# DESCRIPTION OF THE TASK:
Review the material line by line. Identify and copy every line that contains the string "false".

# DATASET ENTRIES:
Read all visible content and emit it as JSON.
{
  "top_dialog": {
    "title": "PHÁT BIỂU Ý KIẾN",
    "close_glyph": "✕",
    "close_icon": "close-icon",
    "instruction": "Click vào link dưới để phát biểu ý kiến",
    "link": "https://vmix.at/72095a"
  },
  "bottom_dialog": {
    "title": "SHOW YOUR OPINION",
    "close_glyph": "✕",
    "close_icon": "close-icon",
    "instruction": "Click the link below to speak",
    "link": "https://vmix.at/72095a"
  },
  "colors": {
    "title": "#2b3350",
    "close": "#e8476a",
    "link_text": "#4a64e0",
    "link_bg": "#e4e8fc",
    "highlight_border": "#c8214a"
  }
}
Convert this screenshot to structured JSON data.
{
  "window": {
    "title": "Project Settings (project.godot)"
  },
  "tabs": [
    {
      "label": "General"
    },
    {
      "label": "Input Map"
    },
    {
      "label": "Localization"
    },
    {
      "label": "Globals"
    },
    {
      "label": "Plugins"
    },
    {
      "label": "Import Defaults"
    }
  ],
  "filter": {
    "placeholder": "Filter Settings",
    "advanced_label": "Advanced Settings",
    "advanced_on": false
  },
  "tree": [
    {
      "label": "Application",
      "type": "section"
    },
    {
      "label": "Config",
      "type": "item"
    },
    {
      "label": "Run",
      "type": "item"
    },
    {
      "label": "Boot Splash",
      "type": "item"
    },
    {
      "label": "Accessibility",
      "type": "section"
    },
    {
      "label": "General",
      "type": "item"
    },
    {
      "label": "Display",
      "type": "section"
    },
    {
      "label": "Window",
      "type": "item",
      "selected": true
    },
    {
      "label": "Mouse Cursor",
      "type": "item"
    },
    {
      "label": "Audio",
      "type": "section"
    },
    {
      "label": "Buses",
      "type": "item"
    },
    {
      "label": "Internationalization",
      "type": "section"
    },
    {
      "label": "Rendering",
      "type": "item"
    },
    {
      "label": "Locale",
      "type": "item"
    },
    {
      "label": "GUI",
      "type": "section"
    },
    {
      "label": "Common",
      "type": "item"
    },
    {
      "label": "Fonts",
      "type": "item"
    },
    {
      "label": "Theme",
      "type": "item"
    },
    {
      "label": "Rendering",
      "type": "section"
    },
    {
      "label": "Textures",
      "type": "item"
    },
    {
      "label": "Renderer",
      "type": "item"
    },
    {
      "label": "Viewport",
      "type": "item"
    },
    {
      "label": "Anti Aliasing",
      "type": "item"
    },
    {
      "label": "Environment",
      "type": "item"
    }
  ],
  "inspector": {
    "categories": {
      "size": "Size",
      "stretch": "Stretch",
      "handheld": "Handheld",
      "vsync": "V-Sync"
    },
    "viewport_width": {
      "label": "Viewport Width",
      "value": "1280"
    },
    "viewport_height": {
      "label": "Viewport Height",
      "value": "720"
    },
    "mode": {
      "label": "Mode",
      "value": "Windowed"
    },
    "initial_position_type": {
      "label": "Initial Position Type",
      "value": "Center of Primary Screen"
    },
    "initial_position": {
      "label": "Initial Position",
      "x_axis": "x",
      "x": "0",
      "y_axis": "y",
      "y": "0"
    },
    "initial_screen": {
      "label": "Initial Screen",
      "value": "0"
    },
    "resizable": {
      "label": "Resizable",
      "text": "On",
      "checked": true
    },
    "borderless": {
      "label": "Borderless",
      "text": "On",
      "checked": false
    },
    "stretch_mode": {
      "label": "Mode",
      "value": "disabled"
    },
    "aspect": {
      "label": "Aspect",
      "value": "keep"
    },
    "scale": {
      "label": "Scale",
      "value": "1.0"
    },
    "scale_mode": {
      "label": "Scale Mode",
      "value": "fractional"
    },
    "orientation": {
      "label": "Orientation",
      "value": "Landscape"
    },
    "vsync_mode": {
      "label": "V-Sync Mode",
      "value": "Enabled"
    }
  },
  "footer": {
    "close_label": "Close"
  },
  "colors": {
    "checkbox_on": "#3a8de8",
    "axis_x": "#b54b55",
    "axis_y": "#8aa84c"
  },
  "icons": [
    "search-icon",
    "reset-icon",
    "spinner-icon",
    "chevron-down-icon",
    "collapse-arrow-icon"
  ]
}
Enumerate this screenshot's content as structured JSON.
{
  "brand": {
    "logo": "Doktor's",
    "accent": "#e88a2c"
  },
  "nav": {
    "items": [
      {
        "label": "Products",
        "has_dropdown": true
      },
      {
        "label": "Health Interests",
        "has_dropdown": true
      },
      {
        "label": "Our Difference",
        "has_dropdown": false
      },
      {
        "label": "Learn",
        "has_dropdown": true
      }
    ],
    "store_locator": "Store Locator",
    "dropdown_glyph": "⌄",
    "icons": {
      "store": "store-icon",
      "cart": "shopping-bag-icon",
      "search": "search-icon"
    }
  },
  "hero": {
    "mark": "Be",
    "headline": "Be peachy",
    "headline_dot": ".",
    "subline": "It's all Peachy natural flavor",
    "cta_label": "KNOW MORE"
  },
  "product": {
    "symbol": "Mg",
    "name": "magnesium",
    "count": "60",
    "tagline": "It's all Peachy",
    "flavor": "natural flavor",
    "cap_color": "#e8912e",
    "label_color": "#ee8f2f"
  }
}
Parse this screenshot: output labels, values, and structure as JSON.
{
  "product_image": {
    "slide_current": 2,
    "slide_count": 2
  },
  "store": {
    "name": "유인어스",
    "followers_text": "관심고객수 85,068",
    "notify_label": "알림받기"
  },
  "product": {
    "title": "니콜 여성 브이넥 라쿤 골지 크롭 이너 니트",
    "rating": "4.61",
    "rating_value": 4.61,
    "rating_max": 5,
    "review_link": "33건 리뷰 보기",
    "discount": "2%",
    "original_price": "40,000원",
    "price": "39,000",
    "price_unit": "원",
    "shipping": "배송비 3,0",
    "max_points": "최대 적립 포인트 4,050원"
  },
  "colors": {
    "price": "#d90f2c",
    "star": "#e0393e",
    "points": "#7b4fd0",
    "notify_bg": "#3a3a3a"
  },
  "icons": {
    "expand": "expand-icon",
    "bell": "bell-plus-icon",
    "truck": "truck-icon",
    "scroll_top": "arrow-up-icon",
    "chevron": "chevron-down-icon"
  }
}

# ANSWER SECTION:
    "advanced_on": false
      "checked": false
        "has_dropdown": false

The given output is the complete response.